[What to produce] Copy each line below exactly as it appears. Pictures are to be omitted.

[Data shown]
-----
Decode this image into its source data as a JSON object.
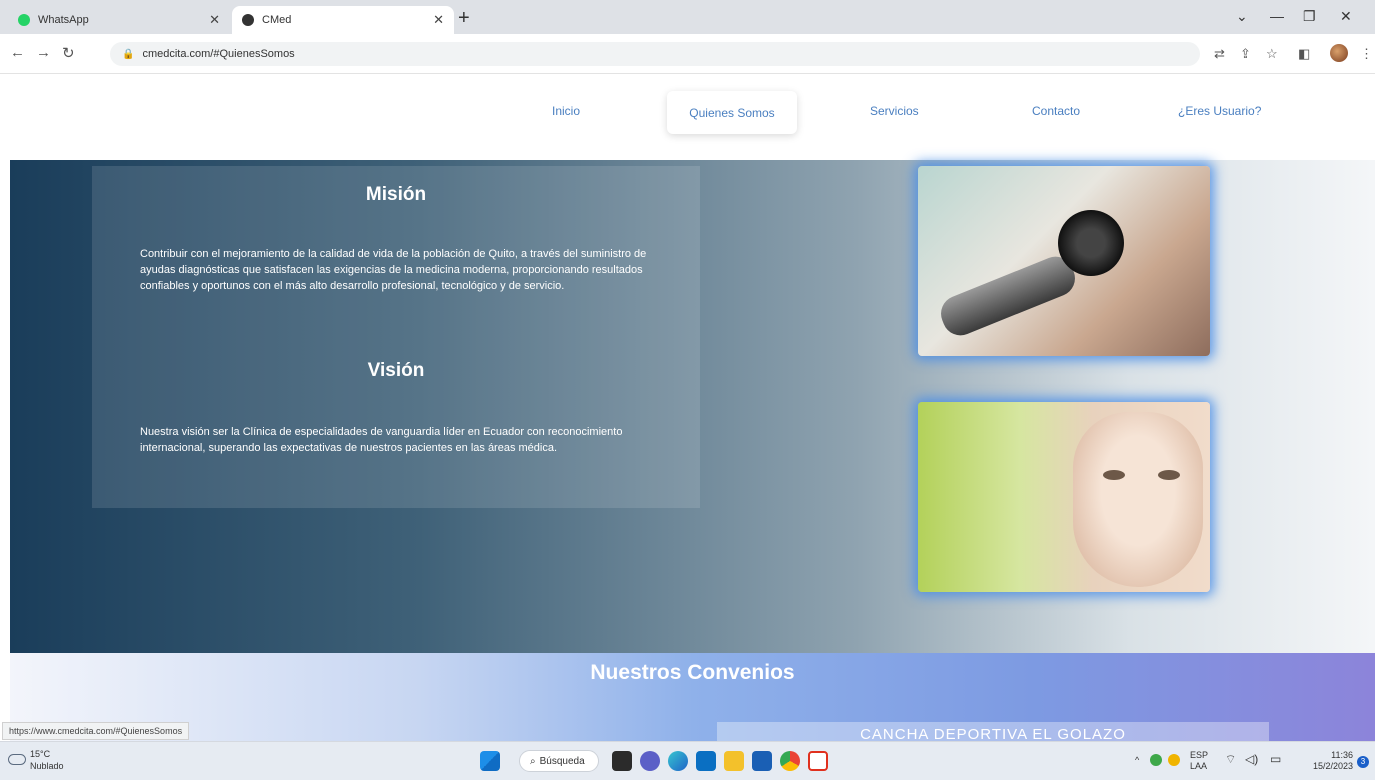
{
  "browser": {
    "tabs": [
      {
        "label": "WhatsApp",
        "active": false,
        "favicon_color": "#25d366"
      },
      {
        "label": "CMed",
        "active": true,
        "favicon_color": "#333333"
      }
    ],
    "new_tab_glyph": "+",
    "url": "cmedcita.com/#QuienesSomos",
    "status_url": "https://www.cmedcita.com/#QuienesSomos"
  },
  "nav": {
    "items": [
      {
        "label": "Inicio"
      },
      {
        "label": "Quienes Somos",
        "active": true
      },
      {
        "label": "Servicios"
      },
      {
        "label": "Contacto"
      },
      {
        "label": "¿Eres Usuario?"
      }
    ]
  },
  "mission": {
    "title": "Misión",
    "text": "Contribuir con el mejoramiento de la calidad de vida de la población de Quito, a través del suministro de ayudas diagnósticas que satisfacen las exigencias de la medicina moderna, proporcionando resultados confiables y oportunos con el más alto desarrollo profesional, tecnológico y de servicio."
  },
  "vision": {
    "title": "Visión",
    "text": "Nuestra visión ser la Clínica de especialidades de vanguardia líder en Ecuador con reconocimiento internacional, superando las expectativas de nuestros pacientes en las áreas médica."
  },
  "convenios": {
    "title": "Nuestros Convenios",
    "card_text": "CANCHA DEPORTIVA EL GOLAZO"
  },
  "taskbar": {
    "weather_temp": "15°C",
    "weather_desc": "Nublado",
    "search_label": "Búsqueda",
    "lang_top": "ESP",
    "lang_bottom": "LAA",
    "time": "11:36",
    "date": "15/2/2023",
    "notification_count": "3"
  },
  "colors": {
    "accent": "#4a7fc0",
    "hero_dark": "#1a3d5a",
    "photo_glow": "#468ce6"
  }
}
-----
[Expected answer]
Decode this image into its source data as a JSON object.
{
  "browser": {
    "tabs": [
      {
        "label": "WhatsApp",
        "active": false,
        "favicon_color": "#25d366"
      },
      {
        "label": "CMed",
        "active": true,
        "favicon_color": "#333333"
      }
    ],
    "new_tab_glyph": "+",
    "url": "cmedcita.com/#QuienesSomos",
    "status_url": "https://www.cmedcita.com/#QuienesSomos"
  },
  "nav": {
    "items": [
      {
        "label": "Inicio"
      },
      {
        "label": "Quienes Somos",
        "active": true
      },
      {
        "label": "Servicios"
      },
      {
        "label": "Contacto"
      },
      {
        "label": "¿Eres Usuario?"
      }
    ]
  },
  "mission": {
    "title": "Misión",
    "text": "Contribuir con el mejoramiento de la calidad de vida de la población de Quito, a través del suministro de ayudas diagnósticas que satisfacen las exigencias de la medicina moderna, proporcionando resultados confiables y oportunos con el más alto desarrollo profesional, tecnológico y de servicio."
  },
  "vision": {
    "title": "Visión",
    "text": "Nuestra visión ser la Clínica de especialidades de vanguardia líder en Ecuador con reconocimiento internacional, superando las expectativas de nuestros pacientes en las áreas médica."
  },
  "convenios": {
    "title": "Nuestros Convenios",
    "card_text": "CANCHA DEPORTIVA EL GOLAZO"
  },
  "taskbar": {
    "weather_temp": "15°C",
    "weather_desc": "Nublado",
    "search_label": "Búsqueda",
    "lang_top": "ESP",
    "lang_bottom": "LAA",
    "time": "11:36",
    "date": "15/2/2023",
    "notification_count": "3"
  },
  "colors": {
    "accent": "#4a7fc0",
    "hero_dark": "#1a3d5a",
    "photo_glow": "#468ce6"
  }
}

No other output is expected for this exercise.